I traveled to Frankfort recently to meet with the legislators who represent Kentucky. For those of us who’s lives are not steeped in politics and the logistics thereof, let me remind you that the “short session” is ongoing as I write.

What this means is that legislators meet at the capital in Frankfort, KY for a shortened amount of time and try to jam-pack just as much legislative action in as during a normal session.

Before going to Frankfort I had only a vague idea of what this means. On February 16, the picture cleared like the sky after a rainstorm.  I have never seen so much going on in one place, and despite myself, I am impressed.

Lobbying, I have come to believe, is a fierce sport. Organizations from all over the Commonwealth of Kentucky have what are known as “lobby days.” During these days groups will travel to the capital to meet with legislators and explain issues related to bills they want passed.

Kentuckians for the Commonwealth in Frankfort for Immigrant Rights Lobby Day

On Tuesday the Boy Scouts of America, The Kentucky Humane Society and the American Lung Association all attended to lobby their legislators. From what I have heard, it was utter chaos, but still a successful day.

My own experience the next day did nothing to revise my opinion. While in Frankfort I saw groups from an alternative academy, a band, a choir, the League of Women Voters, the talented and gifted program from a school in Kentucky… the list goes on. This, keep in mind, is all on one day and in addition to the lobbyists who are at the capitol fighting for their causes every single day.

The cafeteria was packed and the legislators barely had time to meet between committee  meetings and appointments with constituents. We did manage to meet with several legislators. I admit to being intimidated by the prospect of speaking to the legislators about anything more than how to spell my name, but they were all very laid back, very kind and I could tell they knew and cared a lot about the issues facing our Commonwealth.

It amazed me that no matter what, no one ever stopped working. In the hallways, in the cafeteria and even walking from the annex to the capitol across the street – legislators and lobbyists alike are always on the go and always on their game.

The stairs leading to the gallery in the Kentucky Capitol building. A popular place to take pictures.

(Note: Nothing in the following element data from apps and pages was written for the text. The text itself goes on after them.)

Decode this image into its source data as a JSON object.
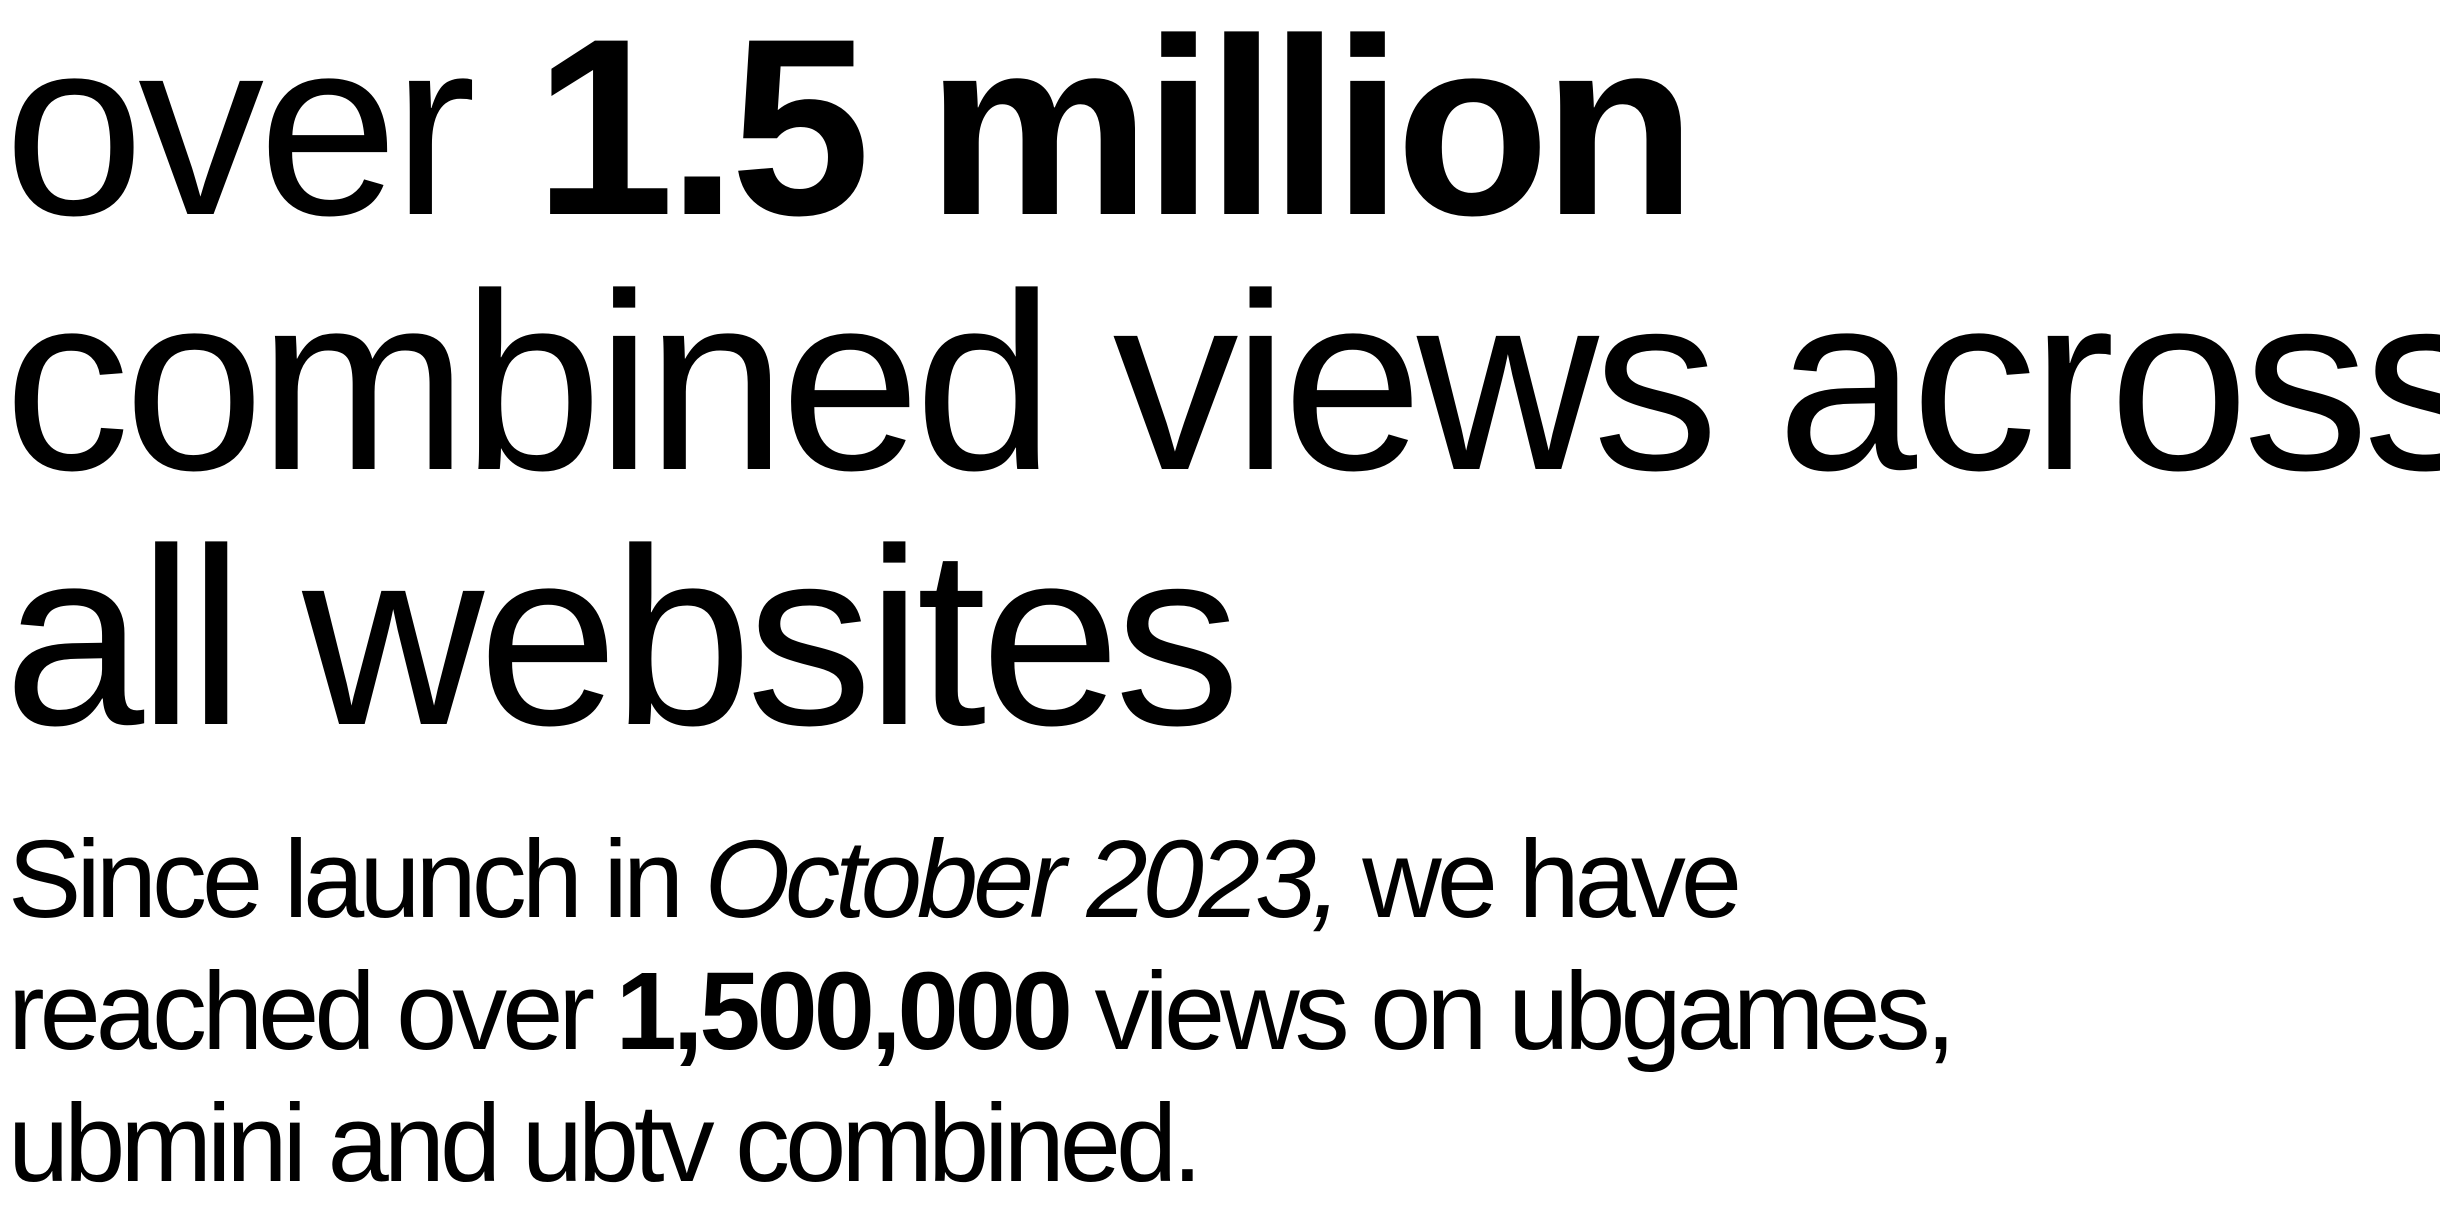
{
  "headline": {
    "prefix": "over ",
    "highlight": "1.5 million",
    "line2": "combined views across",
    "line3": "all websites"
  },
  "body": {
    "line1_start": "Since launch in ",
    "line1_date": "October 2023,",
    "line1_end": " we have",
    "line2_start": "reached over ",
    "line2_number": "1,500,000",
    "line2_end": " views on ubgames,",
    "line3": "ubmini and ubtv combined."
  },
  "colors": {
    "text": "#000000",
    "background": "#ffffff"
  }
}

It was an interesting day and I learned quite a bit. It was a lot to take in on my very first day at the capital, but the next time I go I’ll be prepared and ready with my game face.